◆ Material supplied:
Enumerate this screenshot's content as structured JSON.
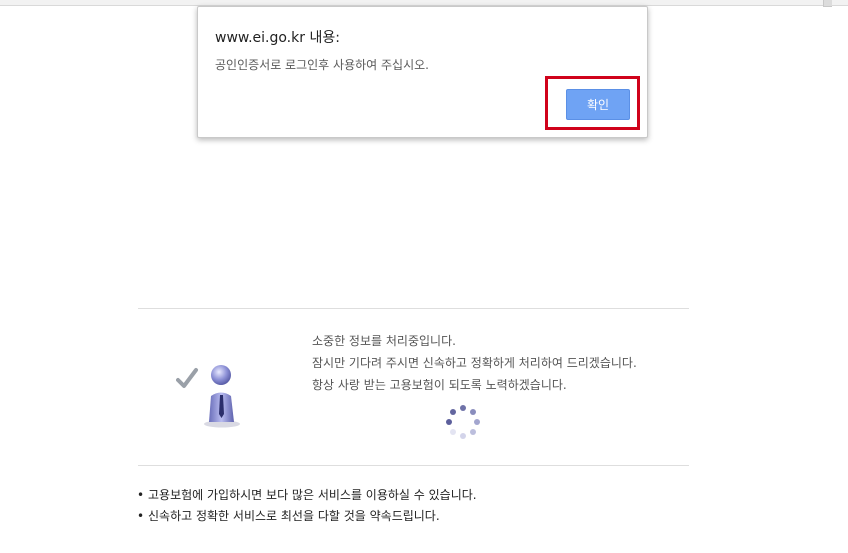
{
  "alert": {
    "title": "www.ei.go.kr 내용:",
    "message": "공인인증서로 로그인후 사용하여 주십시오.",
    "ok_label": "확인"
  },
  "notice": {
    "lines": [
      "소중한 정보를 처리중입니다.",
      "잠시만 기다려 주시면 신속하고 정확하게 처리하여 드리겠습니다.",
      "항상 사랑 받는 고용보험이 되도록 노력하겠습니다."
    ]
  },
  "footer": {
    "bullets": [
      "고용보험에 가입하시면 보다 많은 서비스를 이용하실 수 있습니다.",
      "신속하고 정확한 서비스로 최선을 다할 것을 약속드립니다."
    ]
  },
  "icons": {
    "illustration": "person-checkmark-icon",
    "spinner": "loading-spinner-icon",
    "bullet": "•"
  },
  "colors": {
    "button": "#6fa3f4",
    "highlight": "#d0021b",
    "figure": "#7b7fc4"
  }
}
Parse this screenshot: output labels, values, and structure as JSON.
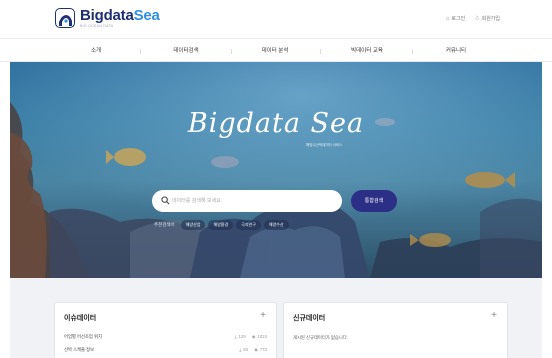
{
  "header": {
    "logo_title_a": "Bigdata",
    "logo_title_b": "Sea",
    "logo_sub": "BIG OCEAN DATA",
    "util": {
      "login": "로그인",
      "signup": "회원가입"
    }
  },
  "nav": {
    "items": [
      {
        "label": "소개"
      },
      {
        "label": "데이터검색"
      },
      {
        "label": "데이터 분석"
      },
      {
        "label": "빅데이터 교육"
      },
      {
        "label": "커뮤니티"
      }
    ]
  },
  "hero": {
    "title": "Bigdata Sea",
    "subtitle": "해양수산빅데이터 서비스",
    "search": {
      "placeholder": "데이터를 검색해 보세요.",
      "button": "통합검색"
    },
    "keywords_label": "추천검색어",
    "keywords": [
      "해양산업",
      "해양환경",
      "극지연구",
      "해양수산"
    ]
  },
  "cards": {
    "issue": {
      "title": "이슈데이터",
      "rows": [
        {
          "title": "어업별 어선조업 위치",
          "downloads": "129",
          "views": "1024"
        },
        {
          "title": "선박 스케줄 정보",
          "downloads": "93",
          "views": "773"
        }
      ]
    },
    "new": {
      "title": "신규데이터",
      "empty": "게시된 신규데이터가 없습니다."
    }
  },
  "colors": {
    "brand_navy": "#1e2f73",
    "brand_blue": "#2f8fe0",
    "button": "#2b2f86"
  }
}
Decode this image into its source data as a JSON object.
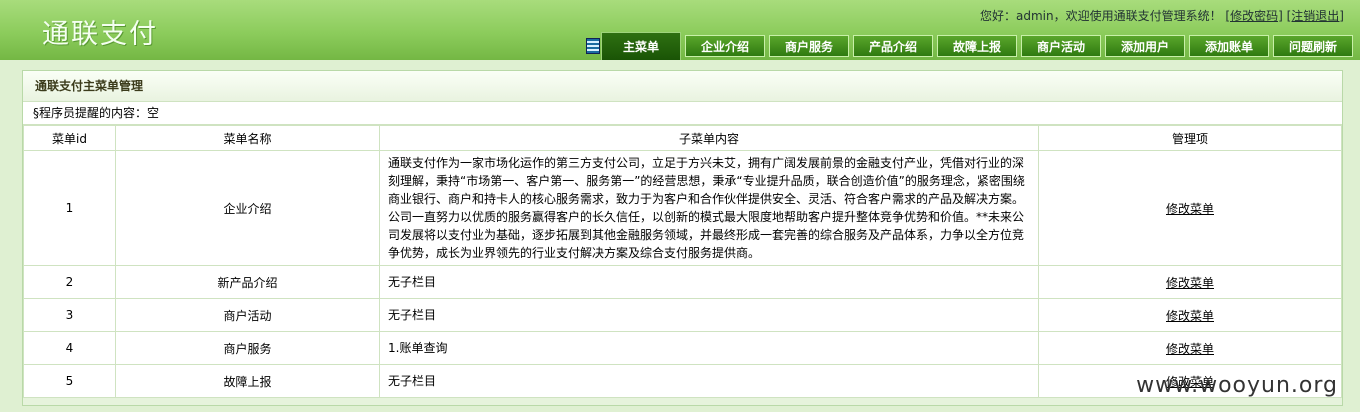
{
  "app": {
    "logo": "通联支付",
    "welcome_prefix": "您好：admin，欢迎使用通联支付管理系统！",
    "change_password": "[修改密码]",
    "logout": "[注销退出]"
  },
  "nav": {
    "items": [
      {
        "label": "主菜单",
        "active": true
      },
      {
        "label": "企业介绍"
      },
      {
        "label": "商户服务"
      },
      {
        "label": "产品介绍"
      },
      {
        "label": "故障上报"
      },
      {
        "label": "商户活动"
      },
      {
        "label": "添加用户"
      },
      {
        "label": "添加账单"
      },
      {
        "label": "问题刷新"
      }
    ]
  },
  "panel": {
    "title": "通联支付主菜单管理",
    "note": "§程序员提醒的内容：空"
  },
  "table": {
    "headers": [
      "菜单id",
      "菜单名称",
      "子菜单内容",
      "管理项"
    ],
    "rows": [
      {
        "id": "1",
        "name": "企业介绍",
        "content": "通联支付作为一家市场化运作的第三方支付公司，立足于方兴未艾，拥有广阔发展前景的金融支付产业，凭借对行业的深刻理解，秉持“市场第一、客户第一、服务第一”的经营思想，秉承“专业提升品质，联合创造价值”的服务理念，紧密围绕商业银行、商户和持卡人的核心服务需求，致力于为客户和合作伙伴提供安全、灵活、符合客户需求的产品及解决方案。公司一直努力以优质的服务赢得客户的长久信任，以创新的模式最大限度地帮助客户提升整体竞争优势和价值。**未来公司发展将以支付业为基础，逐步拓展到其他金融服务领域，并最终形成一套完善的综合服务及产品体系，力争以全方位竞争优势，成长为业界领先的行业支付解决方案及综合支付服务提供商。",
        "action": "修改菜单"
      },
      {
        "id": "2",
        "name": "新产品介绍",
        "content": "无子栏目",
        "action": "修改菜单"
      },
      {
        "id": "3",
        "name": "商户活动",
        "content": "无子栏目",
        "action": "修改菜单"
      },
      {
        "id": "4",
        "name": "商户服务",
        "content": "1.账单查询",
        "action": "修改菜单"
      },
      {
        "id": "5",
        "name": "故障上报",
        "content": "无子栏目",
        "action": "修改菜单"
      }
    ]
  },
  "watermark": "www.wooyun.org"
}
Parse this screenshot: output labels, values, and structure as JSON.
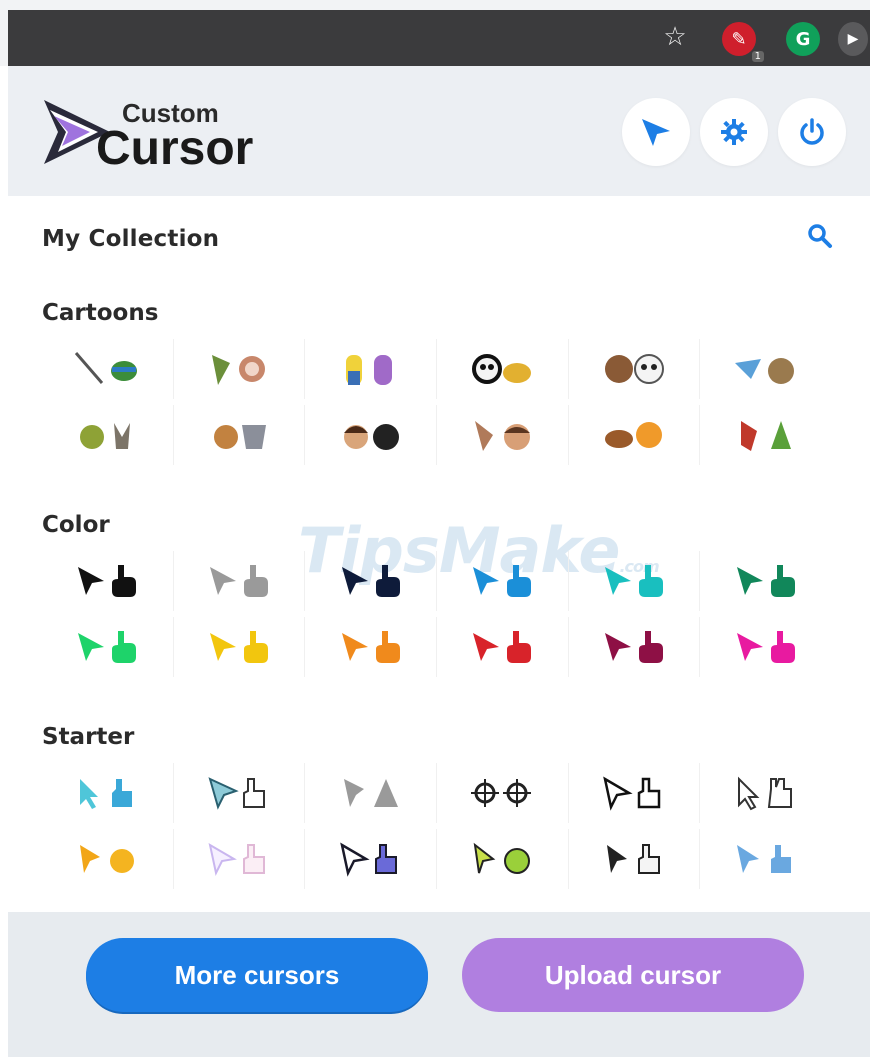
{
  "browser": {
    "star_glyph": "☆",
    "extensions": [
      {
        "name": "ext-red",
        "glyph": "✎",
        "badge": "1",
        "color": "#cf1f2c"
      },
      {
        "name": "ext-green",
        "glyph": "G",
        "color": "#10a05a"
      },
      {
        "name": "ext-more",
        "glyph": "▶",
        "color": "#5a5a5c"
      }
    ]
  },
  "logo": {
    "line1": "Custom",
    "line2": "Cursor"
  },
  "header_buttons": [
    {
      "icon": "cursor-icon"
    },
    {
      "icon": "gear-icon"
    },
    {
      "icon": "power-icon"
    }
  ],
  "collection": {
    "title": "My Collection",
    "search_icon": "search-icon"
  },
  "sections": [
    {
      "title": "Cartoons"
    },
    {
      "title": "Color"
    },
    {
      "title": "Starter"
    }
  ],
  "colors": {
    "row1": [
      [
        "#111111",
        "#111111"
      ],
      [
        "#9a9a9a",
        "#9a9a9a"
      ],
      [
        "#0e1b3a",
        "#0e1b3a"
      ],
      [
        "#1b8fd8",
        "#1b8fd8"
      ],
      [
        "#19bfbf",
        "#19bfbf"
      ],
      [
        "#11875a",
        "#11875a"
      ]
    ],
    "row2": [
      [
        "#1ed36a",
        "#1ed36a"
      ],
      [
        "#f2c60e",
        "#f2c60e"
      ],
      [
        "#f08a1c",
        "#f08a1c"
      ],
      [
        "#d8232a",
        "#d8232a"
      ],
      [
        "#8e1045",
        "#8e1045"
      ],
      [
        "#e81aa0",
        "#e81aa0"
      ]
    ],
    "primary_blue": "#1d7ee5",
    "upload_purple": "#b07fe0",
    "header_icon_blue": "#1d7ee5"
  },
  "watermark": {
    "text": "TipsMake",
    "suffix": ".com"
  },
  "footer": {
    "more_label": "More cursors",
    "upload_label": "Upload cursor"
  }
}
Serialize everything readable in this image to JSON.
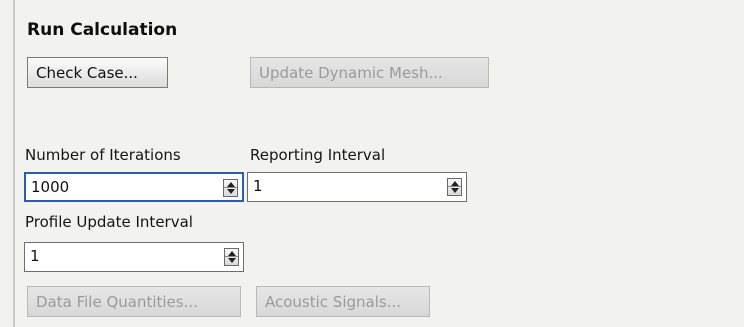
{
  "section": {
    "title": "Run Calculation"
  },
  "buttons": {
    "check_case": "Check Case...",
    "update_dynamic_mesh": "Update Dynamic Mesh...",
    "data_file_quantities": "Data File Quantities...",
    "acoustic_signals": "Acoustic Signals..."
  },
  "fields": {
    "iterations": {
      "label": "Number of Iterations",
      "value": "1000"
    },
    "reporting_interval": {
      "label": "Reporting Interval",
      "value": "1"
    },
    "profile_update_interval": {
      "label": "Profile Update Interval",
      "value": "1"
    }
  },
  "icons": {
    "spinner": "spinner-up-down-icon"
  },
  "colors": {
    "focus_border": "#2e5fa6",
    "disabled_text": "#9a9a9a"
  }
}
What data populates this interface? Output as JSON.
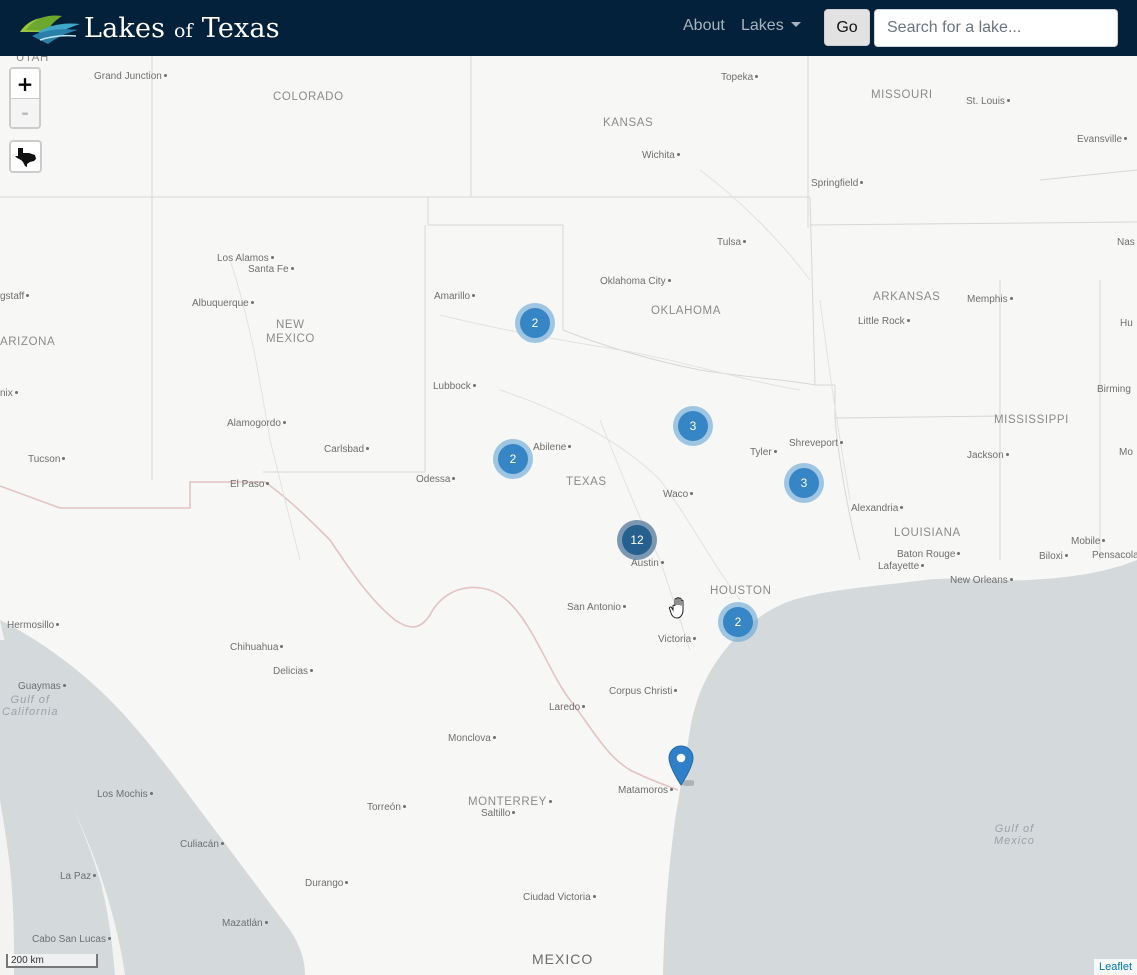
{
  "navbar": {
    "brand_main": "Lakes",
    "brand_of": "of",
    "brand_end": "Texas",
    "about_label": "About",
    "lakes_label": "Lakes",
    "go_label": "Go",
    "search_placeholder": "Search for a lake..."
  },
  "map": {
    "zoom_in": "+",
    "zoom_out": "-",
    "scale_label": "200 km",
    "attribution": "Leaflet",
    "clusters": [
      "2",
      "3",
      "2",
      "3",
      "12",
      "2"
    ],
    "labels": {
      "utah": "UTAH",
      "colorado": "COLORADO",
      "kansas": "KANSAS",
      "missouri": "MISSOURI",
      "new_mexico_1": "NEW",
      "new_mexico_2": "MEXICO",
      "oklahoma": "OKLAHOMA",
      "arkansas": "ARKANSAS",
      "arizona": "ARIZONA",
      "mississippi": "MISSISSIPPI",
      "texas": "TEXAS",
      "louisiana": "LOUISIANA",
      "houston": "HOUSTON",
      "monterrey": "MONTERREY",
      "mexico": "MEXICO",
      "gulf_ca_1": "Gulf of",
      "gulf_ca_2": "California",
      "gulf_mx_1": "Gulf of",
      "gulf_mx_2": "Mexico"
    },
    "cities": {
      "grand_junction": "Grand Junction",
      "topeka": "Topeka",
      "st_louis": "St. Louis",
      "wichita": "Wichita",
      "evansville": "Evansville",
      "springfield": "Springfield",
      "tulsa": "Tulsa",
      "nas": "Nas",
      "los_alamos": "Los Alamos",
      "santa_fe": "Santa Fe",
      "oklahoma_city": "Oklahoma City",
      "amarillo": "Amarillo",
      "gstaff": "gstaff",
      "albuquerque": "Albuquerque",
      "memphis": "Memphis",
      "little_rock": "Little Rock",
      "hu": "Hu",
      "lubbock": "Lubbock",
      "nix": "nix",
      "birming": "Birming",
      "alamogordo": "Alamogordo",
      "abilene": "Abilene",
      "shreveport": "Shreveport",
      "carlsbad": "Carlsbad",
      "tyler": "Tyler",
      "tucson": "Tucson",
      "jackson": "Jackson",
      "mo": "Mo",
      "odessa": "Odessa",
      "el_paso": "El Paso",
      "waco": "Waco",
      "alexandria": "Alexandria",
      "austin": "Austin",
      "mobile": "Mobile",
      "baton_rouge": "Baton Rouge",
      "lafayette": "Lafayette",
      "biloxi": "Biloxi",
      "pensacola": "Pensacola",
      "new_orleans": "New Orleans",
      "san_antonio": "San Antonio",
      "hermosillo": "Hermosillo",
      "victoria": "Victoria",
      "chihuahua": "Chihuahua",
      "delicias": "Delicias",
      "guaymas": "Guaymas",
      "corpus_christi": "Corpus Christi",
      "laredo": "Laredo",
      "monclova": "Monclova",
      "matamoros": "Matamoros",
      "los_mochis": "Los Mochis",
      "torreon": "Torreón",
      "saltillo": "Saltillo",
      "culiacan": "Culiacán",
      "la_paz": "La Paz",
      "durango": "Durango",
      "ciudad_victoria": "Ciudad Victoria",
      "mazatlan": "Mazatlán",
      "cabo_san_lucas": "Cabo San Lucas"
    }
  }
}
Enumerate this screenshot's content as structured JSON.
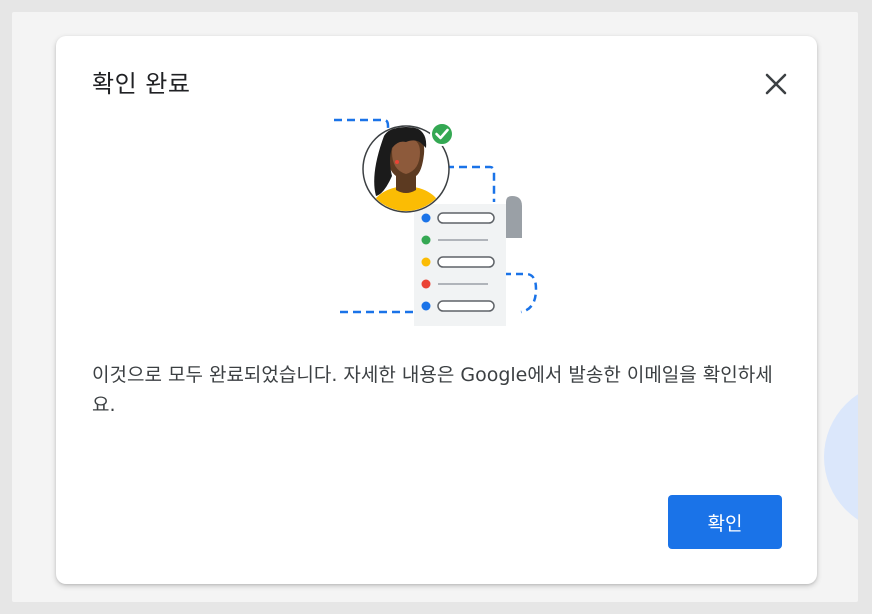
{
  "dialog": {
    "title": "확인 완료",
    "close_icon": "close-icon",
    "illustration": "person-avatar-with-checklist",
    "message": "이것으로 모두 완료되었습니다. 자세한 내용은 Google에서 발송한 이메일을 확인하세요.",
    "confirm_label": "확인"
  },
  "colors": {
    "accent": "#1a73e8",
    "success": "#34a853",
    "warning": "#fbbc04",
    "error": "#ea4335"
  }
}
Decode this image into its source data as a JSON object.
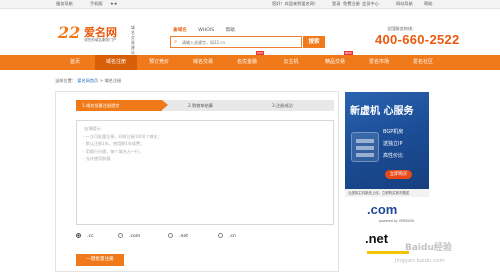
{
  "topbar": {
    "left_links": [
      "服务导航",
      "手机版"
    ],
    "welcome": "您好！欢迎来到爱名网！",
    "login": "登录",
    "register": "免费注册",
    "member_center": "会员中心",
    "right_links": [
      "网站导航",
      "帮助"
    ]
  },
  "logo": {
    "number": "22",
    "name": "爱名网",
    "tagline": "领先的域名服务门户",
    "side_text": [
      "域名",
      "交易",
      "建站"
    ]
  },
  "search": {
    "tabs": [
      "查域名",
      "WHOIS",
      "帮助"
    ],
    "placeholder": "请输入关键字，如22.cn",
    "button": "搜索"
  },
  "hotline": {
    "label": "全国服务热线：",
    "number": "400-660-2522"
  },
  "nav": {
    "items": [
      "首页",
      "域名注册",
      "预订竞价",
      "域名交易",
      "名优金融",
      "云主机",
      "精品交易",
      "爱名市场",
      "爱名社区"
    ],
    "active_index": 1,
    "hot_badges": [
      "HOT",
      "NEW"
    ]
  },
  "breadcrumb": {
    "prefix": "当前位置：",
    "home": "爱名网首页",
    "sep": ">",
    "current": "域名注册"
  },
  "steps": [
    "1.域名批量注册提交",
    "2.购物车结算",
    "3.注册成功"
  ],
  "textarea": {
    "hint_lines": [
      "-友情提示：",
      "- 一次可批量注册，同时注册1000个域名；",
      "- 默认注册1年，使用期1年续费；",
      "- 用换行分隔，每个域名占一行；",
      "- 允许使用前缀"
    ]
  },
  "suffixes": [
    ".cc",
    ".com",
    ".net",
    ".cn"
  ],
  "selected_suffix": 0,
  "register_button": "一键批量注册",
  "ads": {
    "ad1_title": "新虚机 心服务",
    "ad1_lines": [
      "BGP机房",
      "送独立IP",
      "高性价比"
    ],
    "ad1_cta": "立即购买",
    "ad1_caption": "云虚拟主机新品上线，立即购买首次赠送",
    "ad2_text": ".com",
    "ad2_sub": "powered by VERISIGN",
    "ad3_text": ".net"
  },
  "watermark": {
    "brand": "Baidu经验",
    "url": "jingyan.baidu.com"
  },
  "colors": {
    "brand_orange": "#f07a1a",
    "nav_active": "#d95e08",
    "hotline": "#ea5a0f",
    "link_blue": "#1a6bb8"
  }
}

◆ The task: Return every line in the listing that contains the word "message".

◆ Reply:
    "message": "공인인증서로 로그인후 사용하여 주십시오.",
    "message": "이것으로 모두 완료되었습니다. 자세한 내용은 Google에서 발송한 이메일을 확인하세요.",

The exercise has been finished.